451-461) argue that instead of trying to use material culture to tell us about meaning, we should look at how it was used to construct ritual and create a sense of religious belonging.
What is important is what material culture does in group-making processes to generate socially meaningful categories, and how it acts as a 'community identifier' for the 'imagined communities' they discuss.
Material symbols play a central role in communion-based ritual experiences, enabling the community to continue to exist in memory and imagination after the ritual has passed.
Part XI, Transformations, widens the geographical scope to include temperate Europe and Roman North Africa. 465-477) outlines the problems encountered in linking the ritual practices of temperate Europe (500 BCE-500 CE) as witnessed archaeologically with the textual accounts written by biased Roman or later Christian outsiders, going on to deliver an archaeological account of some elements of the ritual and cosmology of the northern Europeans.
167-180), and demonstrating the immense value of precise archaeological work in illuminating local and regional variations in religious practice.
For me, the emphasis on the multiple senses as part of ancient religious life is welcome. 144-154) is entitled 'watching ritual', she rightly argues that watching cannot be separated from other sensory experiences of ritual – hearing/listening, smelling, touching and tasting – although she falls into the trap of judging the quality of smells. This may be the case for much ancient religious experience, but nevertheless this section would have benefited from discussion of truly 'wild' religious spaces, beyond the built or controlled environments of humans – mountaintop altars, the sea, or naturally numinous places such as the Cennet ve Cehennem (Heaven and Hell) sinkholes in Cilicia.

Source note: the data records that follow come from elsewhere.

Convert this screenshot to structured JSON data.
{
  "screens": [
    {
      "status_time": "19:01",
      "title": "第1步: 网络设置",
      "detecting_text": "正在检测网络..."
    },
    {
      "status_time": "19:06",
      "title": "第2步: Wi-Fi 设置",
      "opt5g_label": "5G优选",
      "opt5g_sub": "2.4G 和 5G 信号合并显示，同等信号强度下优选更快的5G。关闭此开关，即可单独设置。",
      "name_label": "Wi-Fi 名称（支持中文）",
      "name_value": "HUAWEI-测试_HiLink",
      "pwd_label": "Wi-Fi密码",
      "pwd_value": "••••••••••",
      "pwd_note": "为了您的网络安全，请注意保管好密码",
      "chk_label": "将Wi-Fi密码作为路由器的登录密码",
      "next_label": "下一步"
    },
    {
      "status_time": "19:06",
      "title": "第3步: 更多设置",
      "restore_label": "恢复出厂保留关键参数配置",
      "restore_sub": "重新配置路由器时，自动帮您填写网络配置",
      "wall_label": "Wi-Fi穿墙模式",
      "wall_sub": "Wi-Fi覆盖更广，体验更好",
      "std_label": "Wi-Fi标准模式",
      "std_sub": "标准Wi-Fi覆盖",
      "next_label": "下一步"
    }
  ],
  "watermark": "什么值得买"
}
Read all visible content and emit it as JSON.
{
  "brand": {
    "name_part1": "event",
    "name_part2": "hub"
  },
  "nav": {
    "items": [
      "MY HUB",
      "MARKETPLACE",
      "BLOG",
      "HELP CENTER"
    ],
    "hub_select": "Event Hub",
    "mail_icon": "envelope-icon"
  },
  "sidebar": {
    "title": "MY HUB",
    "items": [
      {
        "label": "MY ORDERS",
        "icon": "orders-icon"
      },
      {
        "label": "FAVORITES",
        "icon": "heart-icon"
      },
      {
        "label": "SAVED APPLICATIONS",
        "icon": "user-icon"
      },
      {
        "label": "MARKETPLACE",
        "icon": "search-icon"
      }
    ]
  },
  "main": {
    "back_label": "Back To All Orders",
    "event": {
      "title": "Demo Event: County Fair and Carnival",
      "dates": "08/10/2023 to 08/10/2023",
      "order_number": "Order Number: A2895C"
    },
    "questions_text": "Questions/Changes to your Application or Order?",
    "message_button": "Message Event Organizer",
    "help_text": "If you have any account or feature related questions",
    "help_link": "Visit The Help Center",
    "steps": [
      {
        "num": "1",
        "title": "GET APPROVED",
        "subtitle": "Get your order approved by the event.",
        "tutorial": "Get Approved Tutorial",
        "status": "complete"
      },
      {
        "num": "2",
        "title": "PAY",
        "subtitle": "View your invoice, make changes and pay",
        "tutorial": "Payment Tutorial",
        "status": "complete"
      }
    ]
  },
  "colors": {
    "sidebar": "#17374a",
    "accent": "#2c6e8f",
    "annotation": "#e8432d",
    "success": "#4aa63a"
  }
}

Preview[The Table of Contents is listed below.][Disclaimer: Anna Collar works as part of Troels Myrup Kristensen's 'Emergence of Sacred Travel' project in the same department as Rubina Raja.] It is clear from their introduction what the editors set out to achieve in this collection of 35 essays: in line with their research agenda at Erfurt, "Lived Ancient Religion", their aim is to overturn the traditional bias towards the systematic and the dogmatic in the treatment of religion in antiquity, and focus instead on the material evidence that shaped the 'practices, expressions, and interactions' (p.4, p.
446) of religion as people experienced it in the past.
41-59), in which he delivers a taxonomy of ritual activities.
He acknowledges both the reductionism inherent in such a process and the flexible nature of the categories of data (p.